When Fred Tucker entered RIT in the fall of 1958, making the trek upstate from tiny Herkimer, N.Y., he first lived in downtown's former Rochester Hotel, which had been converted to a men's dormitory.
"I came to RIT from a poor background," recalls Fred Tucker. "My family had very little money — none to send me to college. I worked two jobs after school and summers and I managed to save $2,000 to attend RIT."
Although the cost of living in the early 1960s was much lower than it is now, $2,000 only could be stretched so far. Although Tucker had some scholarship money ("I wasn't a great scholar," he says, "just adequate."), his first year in Rochester was a lean one. "It was a struggle," he says. "It was a tight budget — I had $7 a week to live on."
His creative solution to his money problems was his own informal "food plan." His roommate, Nick Lysenko '63, came from a home nearby. Lysenko's Ukrainian mother loved to cook big meals. "During the week I would go to Nick's house for dinner and eat like a king. Then his mother would make some sandwiches for me out of all the leftovers. I paid them $5 a week to cover expenses and that fed me all week, leaving $2 for other essentials."
An RIT co-op opportunity at General Motors-Delco helped make his next four years financially easier, he says. "It was a bonus for me. I came away from RIT with minimal debt. I had money to pay my bills. I had a head start in my career, compared to graduates from other schools.
"Students often need financial help. With co-op and scholarships, they can manage at RIT, just like I did," he says. "With the education and experience I received at RIT, I've carved a good career — by the time I was in my mid- to late-30s I was already a vice president."
After joining Motorola in 1965, Tucker served in a number of senior management positions, including president and general manager of the automotive, computer and energy sectors.
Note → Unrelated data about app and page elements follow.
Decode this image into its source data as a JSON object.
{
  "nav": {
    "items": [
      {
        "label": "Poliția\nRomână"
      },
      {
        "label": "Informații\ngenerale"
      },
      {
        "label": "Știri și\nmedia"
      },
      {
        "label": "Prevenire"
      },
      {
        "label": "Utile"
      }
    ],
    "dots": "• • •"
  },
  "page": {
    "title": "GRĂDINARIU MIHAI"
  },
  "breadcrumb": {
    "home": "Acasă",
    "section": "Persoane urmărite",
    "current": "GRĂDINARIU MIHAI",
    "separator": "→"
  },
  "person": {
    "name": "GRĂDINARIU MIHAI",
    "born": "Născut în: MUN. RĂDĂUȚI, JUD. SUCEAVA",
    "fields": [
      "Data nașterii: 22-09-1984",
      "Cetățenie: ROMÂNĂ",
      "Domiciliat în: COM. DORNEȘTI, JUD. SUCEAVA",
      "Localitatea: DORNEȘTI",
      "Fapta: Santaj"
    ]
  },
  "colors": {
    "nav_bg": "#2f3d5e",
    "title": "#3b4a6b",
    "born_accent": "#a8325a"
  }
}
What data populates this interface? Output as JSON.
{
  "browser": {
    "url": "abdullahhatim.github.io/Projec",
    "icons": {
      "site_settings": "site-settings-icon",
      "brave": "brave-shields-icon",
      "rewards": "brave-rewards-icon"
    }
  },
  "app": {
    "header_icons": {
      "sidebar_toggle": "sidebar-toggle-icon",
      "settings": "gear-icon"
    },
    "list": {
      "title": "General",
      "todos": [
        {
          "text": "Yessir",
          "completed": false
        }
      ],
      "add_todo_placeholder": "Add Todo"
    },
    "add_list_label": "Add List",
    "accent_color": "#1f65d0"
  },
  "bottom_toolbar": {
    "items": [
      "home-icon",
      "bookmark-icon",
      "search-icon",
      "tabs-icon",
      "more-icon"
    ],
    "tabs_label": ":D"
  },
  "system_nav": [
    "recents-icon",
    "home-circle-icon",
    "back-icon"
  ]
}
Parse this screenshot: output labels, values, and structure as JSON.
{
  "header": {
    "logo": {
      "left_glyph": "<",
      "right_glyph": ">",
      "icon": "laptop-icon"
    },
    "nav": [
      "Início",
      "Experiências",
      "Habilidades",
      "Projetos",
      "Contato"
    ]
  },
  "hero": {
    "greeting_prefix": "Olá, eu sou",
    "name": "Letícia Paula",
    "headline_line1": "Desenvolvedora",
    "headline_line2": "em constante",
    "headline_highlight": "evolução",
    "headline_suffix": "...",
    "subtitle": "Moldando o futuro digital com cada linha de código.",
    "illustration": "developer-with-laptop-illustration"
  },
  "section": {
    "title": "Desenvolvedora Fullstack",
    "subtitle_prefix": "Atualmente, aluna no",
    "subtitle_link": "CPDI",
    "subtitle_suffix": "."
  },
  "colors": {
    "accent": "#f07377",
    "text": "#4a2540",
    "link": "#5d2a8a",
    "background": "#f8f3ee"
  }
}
He is a patentee in the field and also has served on an advisory body to the U.S. Department of Transportation.
"I have endowed a scholarship for RIT students in my mother's name. When I was a student, I had a scholarship established by a New Jersey woman. It wasn't a huge amount of money, but it made a big difference to me.
"I'm hoping my mother's scholarship will do the same for someone else."
Fall 2003 update to story in The University Magazine, Fall 2000